The impertinence of a young actor duplicating the revered Olivier’s great feat has not passed unnoticed, for Sir Larry’s 1944 film, a vibrant piece of wartime propaganda, holds a nearly sacred place in English film history.
“Somebody described it (the remake) as the greatest act of hubris since Prometheus absconded with the divine fire. I thought, that’s pushing it a bit, isn’t it?” Branagh said in Seattle recently on a publicity tour. “The fact is, there is a magnificent film there in existence, copies of which I will not be destroying when this one arrives.
“I knew it was coming, that kind of attitude. I can’t understand it myself. I’m sure that Olivier would just say, ‘Go ahead, make another film, it won’t be as good!’
“Things are re-interpreted in the theater all the time. That play doesn’t belong to Laurence Olivier any more than it belongs to me. It’s for everybody. The more you have a protectionist attitude toward that piece of work, the more it will get behind a glass booth and it will cease to be a living piece of art. It’ll be just a bloody museum piece.”
Branagh had played Henry V on stage a couple of years ago and felt it could be a popular film even for audiences afraid of Shakespeare.
“I saw it could be a version reflective of our times,” he said, “a kind of political thriller, a dark movie, very fast-moving, very doubt-ridden and guilt-ridden, with this central story of this guy, this young man—above all, young man. Not just the resolved Sir Lancelot kind of guy in shining armor, but somebody who was watching other people, sort of paranoid.
“The kind of thing that you see a lot in the media—that kind of behind-the-scenes thing about big figures who are responsible for thousands of other peoples’ lives.
“Acting styles have moved on, cinematic techniques have moved on these 50 years. It’s worth doing. For me, it was the richest mix of all the plays that I’ve worked on. It’s so different. That’s all you’ll notice about the two films; the differences, not the similarities.”
First published in the Herald, November 1989

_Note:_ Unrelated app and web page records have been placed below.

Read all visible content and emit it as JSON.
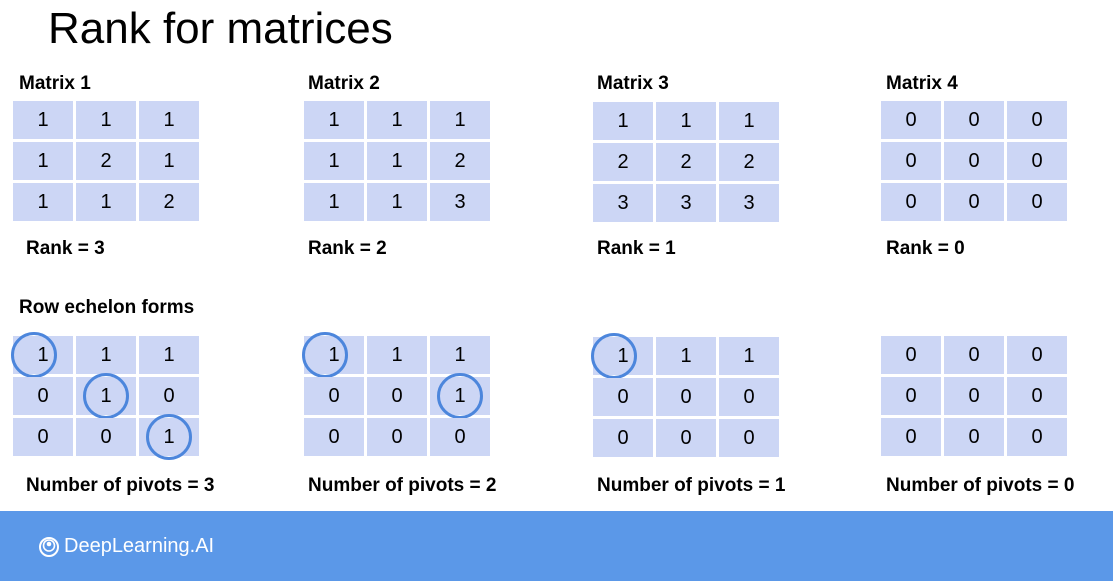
{
  "title": "Rank for matrices",
  "section_label": "Row echelon forms",
  "matrices": [
    {
      "name": "Matrix 1",
      "rows": [
        [
          "1",
          "1",
          "1"
        ],
        [
          "1",
          "2",
          "1"
        ],
        [
          "1",
          "1",
          "2"
        ]
      ],
      "rank_text": "Rank = 3",
      "echelon_rows": [
        [
          "1",
          "1",
          "1"
        ],
        [
          "0",
          "1",
          "0"
        ],
        [
          "0",
          "0",
          "1"
        ]
      ],
      "pivots_text": "Number of pivots = 3"
    },
    {
      "name": "Matrix 2",
      "rows": [
        [
          "1",
          "1",
          "1"
        ],
        [
          "1",
          "1",
          "2"
        ],
        [
          "1",
          "1",
          "3"
        ]
      ],
      "rank_text": "Rank = 2",
      "echelon_rows": [
        [
          "1",
          "1",
          "1"
        ],
        [
          "0",
          "0",
          "1"
        ],
        [
          "0",
          "0",
          "0"
        ]
      ],
      "pivots_text": "Number of pivots = 2"
    },
    {
      "name": "Matrix 3",
      "rows": [
        [
          "1",
          "1",
          "1"
        ],
        [
          "2",
          "2",
          "2"
        ],
        [
          "3",
          "3",
          "3"
        ]
      ],
      "rank_text": "Rank = 1",
      "echelon_rows": [
        [
          "1",
          "1",
          "1"
        ],
        [
          "0",
          "0",
          "0"
        ],
        [
          "0",
          "0",
          "0"
        ]
      ],
      "pivots_text": "Number of pivots = 1"
    },
    {
      "name": "Matrix 4",
      "rows": [
        [
          "0",
          "0",
          "0"
        ],
        [
          "0",
          "0",
          "0"
        ],
        [
          "0",
          "0",
          "0"
        ]
      ],
      "rank_text": "Rank = 0",
      "echelon_rows": [
        [
          "0",
          "0",
          "0"
        ],
        [
          "0",
          "0",
          "0"
        ],
        [
          "0",
          "0",
          "0"
        ]
      ],
      "pivots_text": "Number of pivots = 0"
    }
  ],
  "footer": {
    "logo_text": "DeepLearning.AI"
  },
  "colors": {
    "cell": "#ccd6f5",
    "pivot_circle": "#4c86dc",
    "footer": "#5b98e8"
  }
}
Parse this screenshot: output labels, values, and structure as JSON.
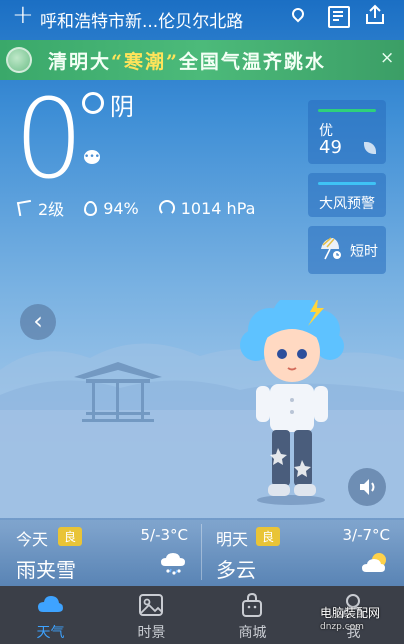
{
  "top_bar": {
    "add_symbol": "+",
    "location": "呼和浩特市新...伦贝尔北路"
  },
  "banner": {
    "text_before": "清明大",
    "text_highlight": "“寒潮”",
    "text_after": "全国气温齐跳水",
    "close": "×"
  },
  "current": {
    "temperature": "0",
    "condition": "阴",
    "wind": "2级",
    "humidity": "94%",
    "pressure": "1014 hPa"
  },
  "cards": {
    "aqi_label": "优",
    "aqi_value": "49",
    "aqi_color": "#2fd07a",
    "wind_warning": "大风预警",
    "wind_warning_color": "#3fc3f5",
    "short_forecast": "短时"
  },
  "forecast": {
    "today": {
      "day": "今天",
      "air_quality": "良",
      "range": "5/-3°C",
      "condition": "雨夹雪",
      "icon": "sleet-icon"
    },
    "tomorrow": {
      "day": "明天",
      "air_quality": "良",
      "range": "3/-7°C",
      "condition": "多云",
      "icon": "partly-cloudy-icon"
    }
  },
  "nav": {
    "items": [
      {
        "label": "天气",
        "icon": "cloud-icon",
        "active": true
      },
      {
        "label": "时景",
        "icon": "picture-icon",
        "active": false
      },
      {
        "label": "商城",
        "icon": "bag-icon",
        "active": false
      },
      {
        "label": "我",
        "icon": "person-icon",
        "active": false
      }
    ],
    "active_color": "#3ea3ff"
  },
  "watermark": {
    "title": "电脑装配网",
    "url": "dnzp.com"
  }
}
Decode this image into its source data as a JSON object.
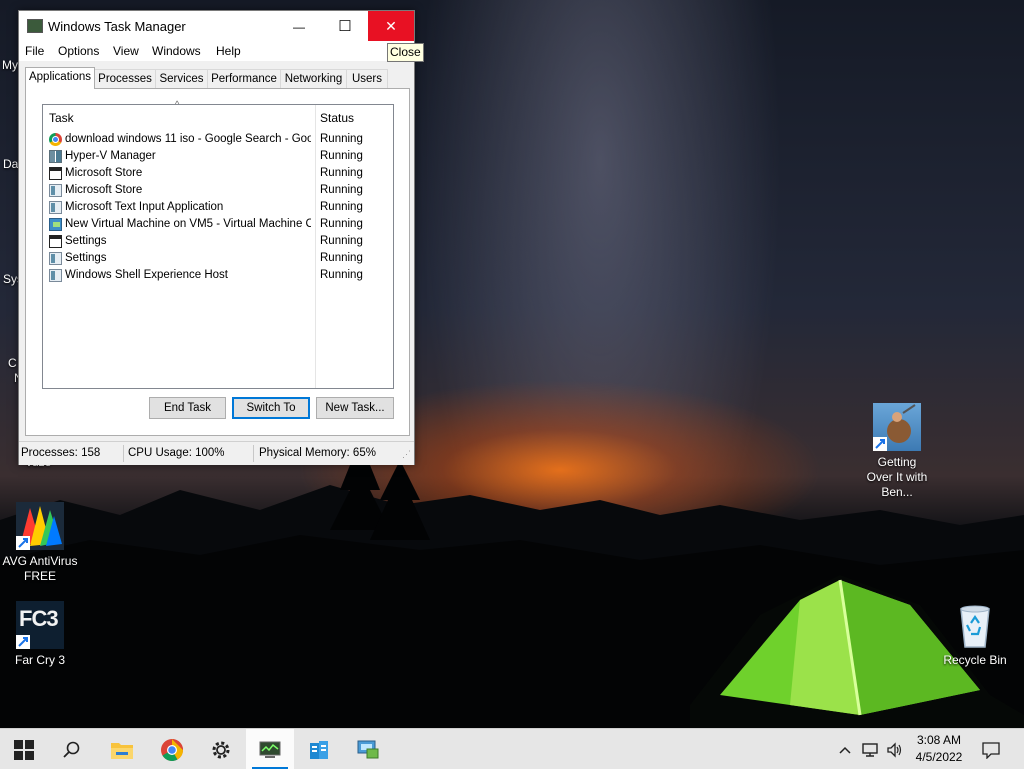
{
  "window": {
    "title": "Windows Task Manager",
    "minimize_glyph": "—",
    "maximize_glyph": "☐",
    "close_glyph": "✕",
    "tooltip": "Close"
  },
  "menu": [
    "File",
    "Options",
    "View",
    "Windows",
    "Help"
  ],
  "tabs": [
    {
      "label": "Applications",
      "active": true
    },
    {
      "label": "Processes"
    },
    {
      "label": "Services"
    },
    {
      "label": "Performance"
    },
    {
      "label": "Networking"
    },
    {
      "label": "Users"
    }
  ],
  "applications": {
    "columns": {
      "task": "Task",
      "status": "Status"
    },
    "rows": [
      {
        "task": "download windows 11 iso - Google Search - Goo...",
        "status": "Running",
        "icon": "chrome-icon"
      },
      {
        "task": "Hyper-V Manager",
        "status": "Running",
        "icon": "hyperv-icon"
      },
      {
        "task": "Microsoft Store",
        "status": "Running",
        "icon": "window-icon"
      },
      {
        "task": "Microsoft Store",
        "status": "Running",
        "icon": "app-icon"
      },
      {
        "task": "Microsoft Text Input Application",
        "status": "Running",
        "icon": "app-icon"
      },
      {
        "task": "New Virtual Machine on VM5 - Virtual Machine Co...",
        "status": "Running",
        "icon": "vm-icon"
      },
      {
        "task": "Settings",
        "status": "Running",
        "icon": "window-icon"
      },
      {
        "task": "Settings",
        "status": "Running",
        "icon": "app-icon"
      },
      {
        "task": "Windows Shell Experience Host",
        "status": "Running",
        "icon": "app-icon"
      }
    ],
    "buttons": {
      "end_task": "End Task",
      "switch_to": "Switch To",
      "new_task": "New Task..."
    }
  },
  "status_bar": {
    "processes": "Processes: 158",
    "cpu": "CPU Usage: 100%",
    "memory": "Physical Memory: 65%"
  },
  "desktop": {
    "icons": {
      "avg": "AVG AntiVirus FREE",
      "farcry": "Far Cry 3",
      "farcry_logo": "FC3",
      "getting_over": "Getting Over It with Ben...",
      "recycle": "Recycle Bin"
    },
    "left_fragments": [
      "My",
      "Da",
      "Sys",
      "C",
      "N",
      "vuze"
    ]
  },
  "taskbar": {
    "clock_time": "3:08 AM",
    "clock_date": "4/5/2022"
  }
}
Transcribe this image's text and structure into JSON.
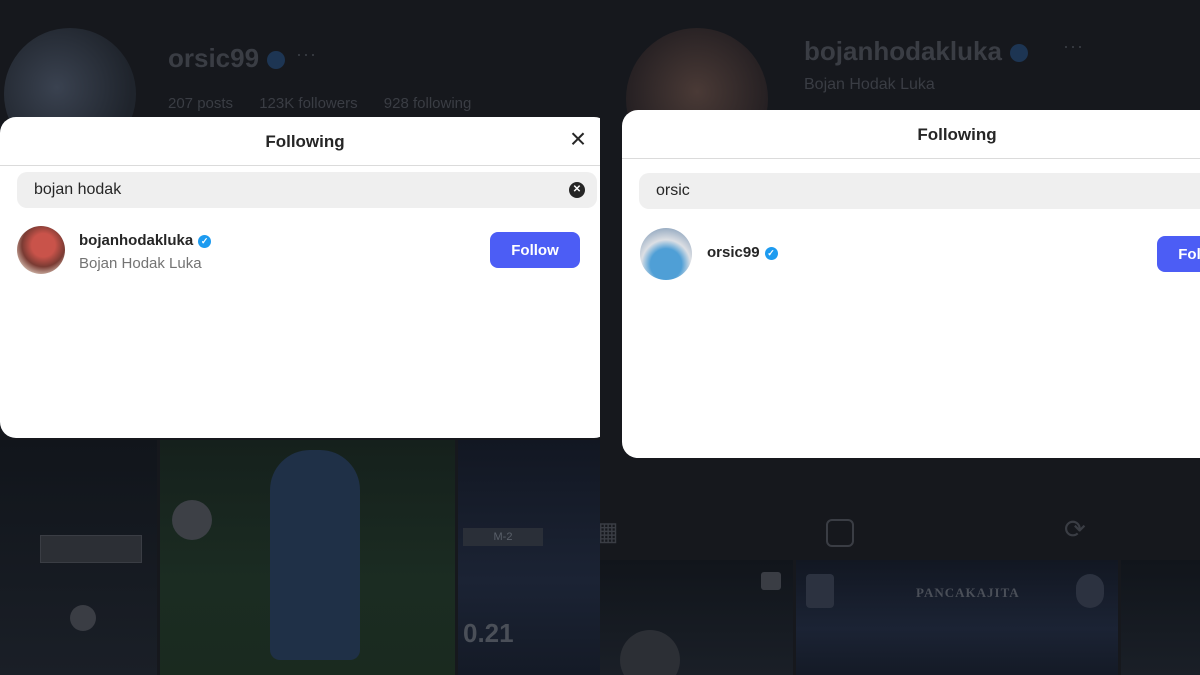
{
  "left": {
    "profile": {
      "username": "orsic99",
      "more": "···",
      "stats": [
        "207 posts",
        "123K followers",
        "928 following"
      ]
    },
    "grid": {
      "score": "0.21",
      "mini": "M-2"
    },
    "modal": {
      "title": "Following",
      "search_value": "bojan hodak",
      "clear_icon": "✕",
      "result": {
        "username": "bojanhodakluka",
        "full_name": "Bojan Hodak Luka",
        "follow_label": "Follow"
      }
    }
  },
  "right": {
    "profile": {
      "username": "bojanhodakluka",
      "more": "···",
      "full_name": "Bojan Hodak Luka"
    },
    "grid": {
      "caption": "PANCAKAJITA"
    },
    "modal": {
      "title": "Following",
      "search_value": "orsic",
      "result": {
        "username": "orsic99",
        "follow_label": "Follow"
      }
    }
  },
  "icons": {
    "verified": "✓",
    "close": "×"
  },
  "colors": {
    "follow": "#4c5df5",
    "verified": "#1d9bf0"
  }
}
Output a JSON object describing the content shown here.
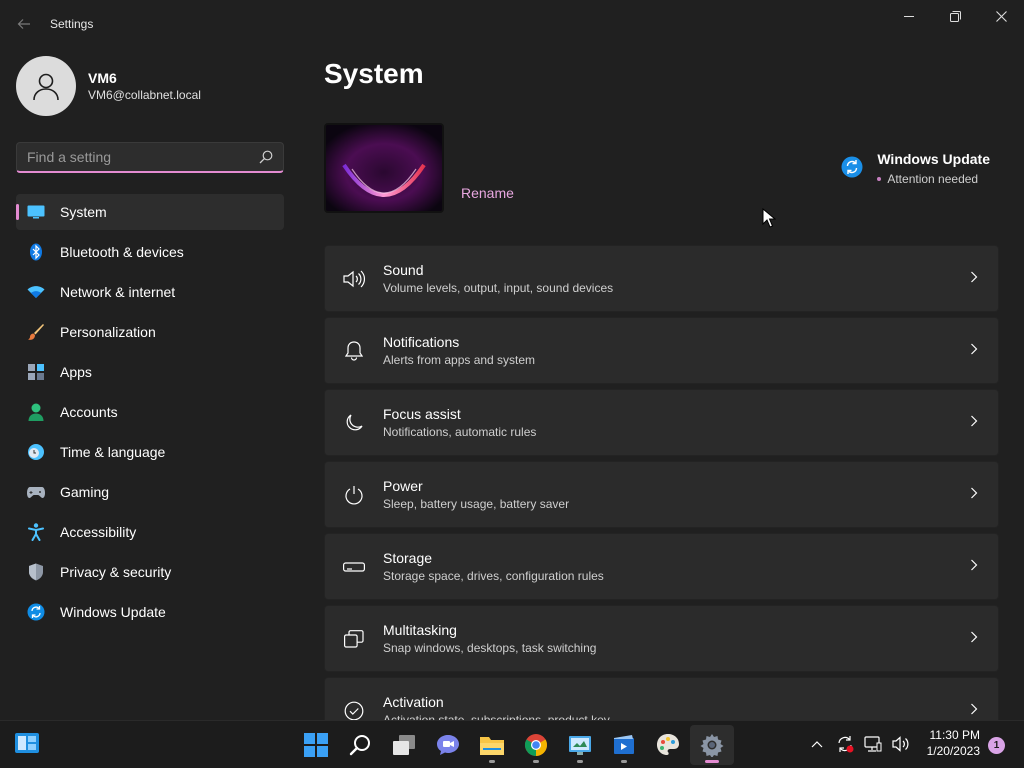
{
  "window": {
    "title": "Settings"
  },
  "profile": {
    "name": "VM6",
    "email": "VM6@collabnet.local"
  },
  "search": {
    "placeholder": "Find a setting"
  },
  "sidebar": {
    "items": [
      {
        "label": "System",
        "icon": "monitor-icon",
        "active": true
      },
      {
        "label": "Bluetooth & devices",
        "icon": "bluetooth-icon"
      },
      {
        "label": "Network & internet",
        "icon": "wifi-icon"
      },
      {
        "label": "Personalization",
        "icon": "brush-icon"
      },
      {
        "label": "Apps",
        "icon": "apps-icon"
      },
      {
        "label": "Accounts",
        "icon": "person-icon"
      },
      {
        "label": "Time & language",
        "icon": "clock-globe-icon"
      },
      {
        "label": "Gaming",
        "icon": "gamepad-icon"
      },
      {
        "label": "Accessibility",
        "icon": "accessibility-icon"
      },
      {
        "label": "Privacy & security",
        "icon": "shield-icon"
      },
      {
        "label": "Windows Update",
        "icon": "update-icon"
      }
    ]
  },
  "main": {
    "title": "System",
    "rename_label": "Rename",
    "windows_update": {
      "title": "Windows Update",
      "status": "Attention needed"
    },
    "cards": [
      {
        "title": "Sound",
        "subtitle": "Volume levels, output, input, sound devices",
        "icon": "speaker-icon"
      },
      {
        "title": "Notifications",
        "subtitle": "Alerts from apps and system",
        "icon": "bell-icon"
      },
      {
        "title": "Focus assist",
        "subtitle": "Notifications, automatic rules",
        "icon": "moon-icon"
      },
      {
        "title": "Power",
        "subtitle": "Sleep, battery usage, battery saver",
        "icon": "power-icon"
      },
      {
        "title": "Storage",
        "subtitle": "Storage space, drives, configuration rules",
        "icon": "drive-icon"
      },
      {
        "title": "Multitasking",
        "subtitle": "Snap windows, desktops, task switching",
        "icon": "multitask-icon"
      },
      {
        "title": "Activation",
        "subtitle": "Activation state, subscriptions, product key",
        "icon": "check-circle-icon"
      }
    ]
  },
  "taskbar": {
    "apps": [
      "start-icon",
      "search-icon",
      "task-view-icon",
      "chat-icon",
      "file-explorer-icon",
      "chrome-icon",
      "control-panel-icon",
      "movie-maker-icon",
      "paint-icon",
      "settings-icon"
    ],
    "clock": {
      "time": "11:30 PM",
      "date": "1/20/2023"
    },
    "notification_count": "1"
  },
  "colors": {
    "accent": "#e38bd1",
    "background": "#202020",
    "card": "#2b2b2b",
    "taskbar": "#1c1c1c"
  }
}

Nice memory, this interview: sitting for an hour in the funky lobby of the Seven Gables theater, talking with this young guy who had the world on a string. Branagh was very disarming and charming, and to express his frustration with the system he said things like “I mean, fuck me,” with all the canny conviviality of someone who knows how effective it is when a Shakespearian actor speaks in the argot of the people. But sit with him for a while and you can see how others would follow his lead, and how he’d made a movie and founded his own theater company, and how he’d won the hand of the completely awesome Emma Thompson. I remember he talked about his dream of making Hamlet, and that he saw Hamlet as a giant house full of corridors and hallways—and darned if the movie he eventually made didn’t play exactly like that.